During the trip down the bend of the Nile I traveled via every imaginable conveyance. I hopped a train for one segment, sailed on small wooden boats, covered some miles by ancient paddle wheeler, and walked more than I would have cared to had there been a choice – the season was late spring and the heat was intense, with afternoon temperatures reaching the high 40s on the Celsius scale.
5) In the pilothouse of a river boat – we spent hours with the captain and his mate on this trip, drinking endless cups of tea, puffing on bango, watching the river drift by, and ruminating about life’s greater meaning
6) Another ferry boat, somewhere on the Nile’s Bend. Shadow on left is Jack snapping the photo; my shadow is on the right
Donkey transport proved occasionally useful, but the last portion of the trip I traveled by truck along the Nile, on a roadless stretch that veered away from the river into the deep desert to avoid canyons and cliffs. On the last memorable night before reaching Wadi Halfa, we crawled through the desert without headlights because the driver thought the vehicle’s battery would last longer if he didn’t needlessly drain its electricity.
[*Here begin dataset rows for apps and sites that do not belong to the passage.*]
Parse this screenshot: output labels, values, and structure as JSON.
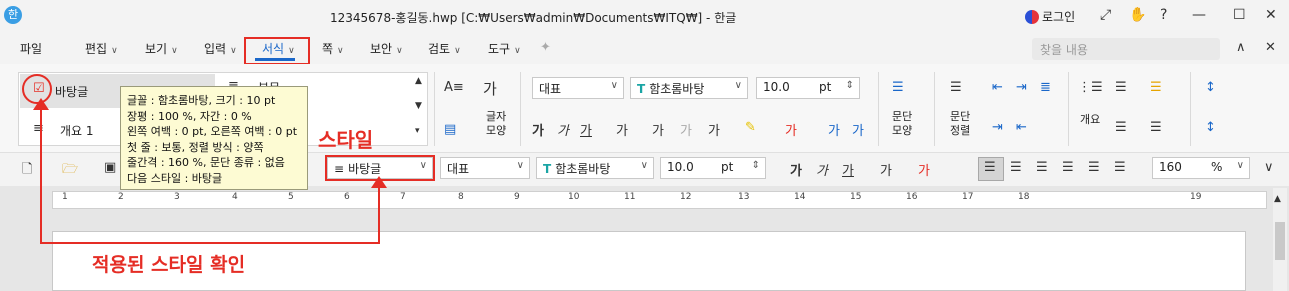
{
  "window": {
    "app_icon": "hwp-icon",
    "title": "12345678-홍길동.hwp [C:₩Users₩admin₩Documents₩ITQ₩] - 한글",
    "login": "로그인"
  },
  "menu": {
    "file": "파일",
    "edit": "편집",
    "view": "보기",
    "input": "입력",
    "format": "서식",
    "page": "쪽",
    "security": "보안",
    "review": "검토",
    "tools": "도구",
    "find_placeholder": "찾을 내용"
  },
  "ribbon": {
    "style_list": [
      {
        "label": "바탕글",
        "selected": true
      },
      {
        "label": "본문"
      },
      {
        "label": "개요 1"
      }
    ],
    "char_shape": "글자\n모양",
    "para_shape": "문단\n모양",
    "para_order": "문단\n정렬",
    "outline": "개요",
    "font_lang": "대표",
    "font_name": "함초롬바탕",
    "font_size": "10.0",
    "font_unit": "pt"
  },
  "toolbar2": {
    "style_value": "바탕글",
    "font_lang": "대표",
    "font_name": "함초롬바탕",
    "font_size": "10.0",
    "font_unit": "pt",
    "zoom": "160",
    "zoom_unit": "%"
  },
  "tooltip": {
    "line1": "글꼴 : 함초롬바탕,  크기 : 10 pt",
    "line2": "장평 : 100 %,  자간 : 0 %",
    "line3": "왼쪽 여백 : 0 pt,  오른쪽 여백 : 0 pt",
    "line4": "첫 줄 : 보통,  정렬 방식 : 양쪽",
    "line5": "줄간격 : 160 %,  문단 종류 : 없음",
    "line6": "다음 스타일 : 바탕글"
  },
  "ruler": {
    "numbers": [
      "1",
      "2",
      "3",
      "4",
      "5",
      "6",
      "7",
      "8",
      "9",
      "10",
      "11",
      "12",
      "13",
      "14",
      "15",
      "16",
      "17",
      "18",
      "19"
    ]
  },
  "annotations": {
    "style_label": "스타일",
    "check_label": "적용된 스타일 확인"
  },
  "colors": {
    "accent": "#1a67c9",
    "annotation": "#e52d25",
    "tooltip_bg": "#fdfbd3"
  }
}
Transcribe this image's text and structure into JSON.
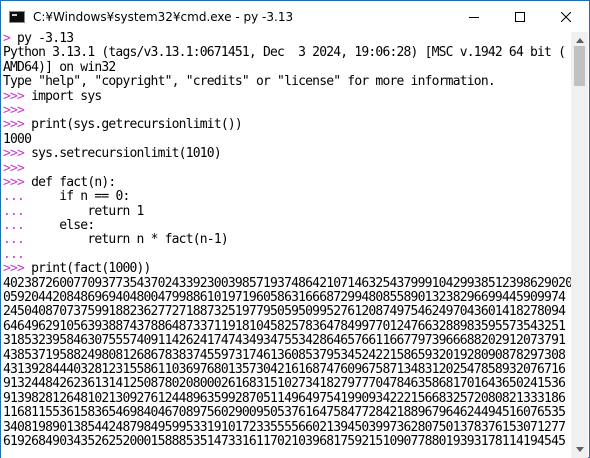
{
  "window": {
    "title": "C:¥Windows¥system32¥cmd.exe - py  -3.13",
    "icon": "cmd-icon",
    "controls": [
      "minimize-icon",
      "maximize-icon",
      "close-icon"
    ]
  },
  "console": {
    "prompt_color": "#c43cc7",
    "lines": [
      {
        "prompt": ">",
        "text": " py -3.13"
      },
      {
        "prompt": "",
        "text": "Python 3.13.1 (tags/v3.13.1:0671451, Dec  3 2024, 19:06:28) [MSC v.1942 64 bit ("
      },
      {
        "prompt": "",
        "text": "AMD64)] on win32"
      },
      {
        "prompt": "",
        "text": "Type \"help\", \"copyright\", \"credits\" or \"license\" for more information."
      },
      {
        "prompt": ">>>",
        "text": " import sys"
      },
      {
        "prompt": ">>>",
        "text": ""
      },
      {
        "prompt": ">>>",
        "text": " print(sys.getrecursionlimit())"
      },
      {
        "prompt": "",
        "text": "1000"
      },
      {
        "prompt": ">>>",
        "text": " sys.setrecursionlimit(1010)"
      },
      {
        "prompt": ">>>",
        "text": ""
      },
      {
        "prompt": ">>>",
        "text": " def fact(n):"
      },
      {
        "prompt": "...",
        "text": "     if n == 0:"
      },
      {
        "prompt": "...",
        "text": "         return 1"
      },
      {
        "prompt": "...",
        "text": "     else:"
      },
      {
        "prompt": "...",
        "text": "         return n * fact(n-1)"
      },
      {
        "prompt": "...",
        "text": ""
      },
      {
        "prompt": ">>>",
        "text": " print(fact(1000))"
      },
      {
        "prompt": "",
        "text": "402387260077093773543702433923003985719374864210714632543799910429938512398629020"
      },
      {
        "prompt": "",
        "text": "05920442084869694048004799886101971960586316668729948085589013238296699445909974"
      },
      {
        "prompt": "",
        "text": "24504087073759918823627727188732519779505950995276120874975462497043601418278094"
      },
      {
        "prompt": "",
        "text": "64649629105639388743788648733711918104582578364784997701247663288983595573543251"
      },
      {
        "prompt": "",
        "text": "31853239584630755574091142624174743493475534286465766116677973966688202912073791"
      },
      {
        "prompt": "",
        "text": "43853719588249808126867838374559731746136085379534524221586593201928090878297308"
      },
      {
        "prompt": "",
        "text": "43139284440328123155861103697680135730421616874760967587134831202547858932076716"
      },
      {
        "prompt": "",
        "text": "91324484262361314125087802080002616831510273418279777047846358681701643650241536"
      },
      {
        "prompt": "",
        "text": "91398281264810213092761244896359928705114964975419909342221566832572080821333186"
      },
      {
        "prompt": "",
        "text": "11681155361583654698404670897560290095053761647584772842188967964624494516076535"
      },
      {
        "prompt": "",
        "text": "34081989013854424879849599533191017233555566021394503997362807501378376153071277"
      },
      {
        "prompt": "",
        "text": "61926849034352625200015888535147331611702103968175921510907788019393178114194545"
      }
    ]
  }
}
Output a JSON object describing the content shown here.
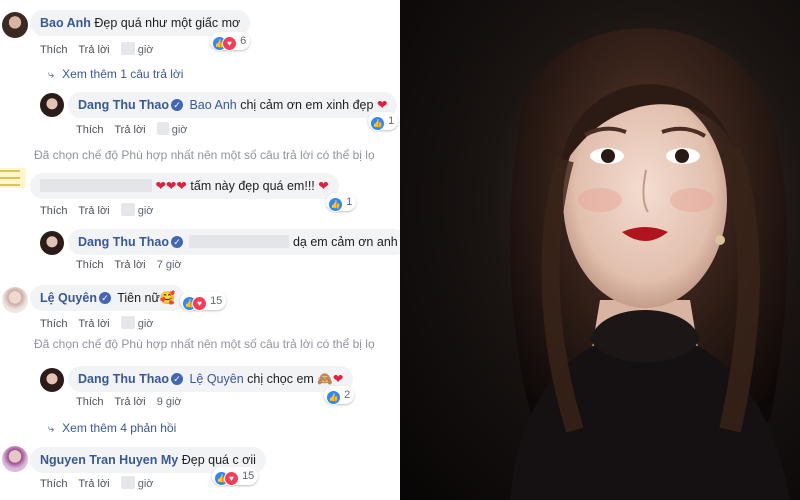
{
  "comments": [
    {
      "name": "Bao Anh",
      "text": "Đẹp quá như một giấc mơ",
      "like": "Thích",
      "reply": "Trả lời",
      "time": "giờ",
      "count": "6"
    },
    {
      "more": "Xem thêm 1 câu trả lời"
    },
    {
      "name": "Dang Thu Thao",
      "mention": "Bao Anh",
      "text": "chị cảm ơn em xinh đẹp",
      "like": "Thích",
      "reply": "Trả lời",
      "time": "giờ",
      "count": "1"
    },
    {
      "system": "Đã chọn chế độ Phù hợp nhất nên một số câu trả lời có thể bị lọ"
    },
    {
      "text": "tấm này đẹp quá em!!!",
      "like": "Thích",
      "reply": "Trả lời",
      "time": "giờ",
      "count": "1"
    },
    {
      "name": "Dang Thu Thao",
      "text": "dạ em cảm ơn anh",
      "like": "Thích",
      "reply": "Trả lời",
      "time": "7 giờ"
    },
    {
      "name": "Lệ Quyên",
      "text": "Tiên nữ",
      "like": "Thích",
      "reply": "Trả lời",
      "time": "giờ",
      "count": "15"
    },
    {
      "system": "Đã chọn chế độ Phù hợp nhất nên một số câu trả lời có thể bị lọ"
    },
    {
      "name": "Dang Thu Thao",
      "mention": "Lệ Quyên",
      "text": "chị chọc em",
      "like": "Thích",
      "reply": "Trả lời",
      "time": "9 giờ",
      "count": "2"
    },
    {
      "more": "Xem thêm 4 phản hồi"
    },
    {
      "name": "Nguyen Tran Huyen My",
      "text": "Đẹp quá c ơii",
      "like": "Thích",
      "reply": "Trả lời",
      "time": "giờ",
      "count": "15"
    }
  ],
  "colors": {
    "link": "#385898",
    "bubble": "#f2f3f5",
    "like": "#2d88ff",
    "love": "#f33e58"
  },
  "icons": [
    "verified-badge-icon",
    "like-reaction-icon",
    "love-reaction-icon",
    "heart-emoji",
    "reply-arrow-icon"
  ]
}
We crossed the Tropic of Capricorn, and to the south I saw clearly the Southern Cross, while near the horizon to the north the Pole Star shone brightly in the night sky, with the Milky Way so intense in the moonless starry dome that the world was aglow while I witnessed the principal stars of both the northern and southern hemispheres.
I arrived at one final conclusion before dawn. Gazing at this trackless wilderness I came to understand a basic theorem of biological existence. Where life is capable of existing it will find a way to propagate and thrive, as I found my own path through Africa and into the beauty of a lost world.
7) The water wheel turns on the same axis as the Earth
8) The end of the line: modern Wadi Halfa. The old city, much honored by writers and poets, now lies deep under Lake Nasser and the reconstructed town is a poor substitute for its predecessor. Photo by Steve Routhier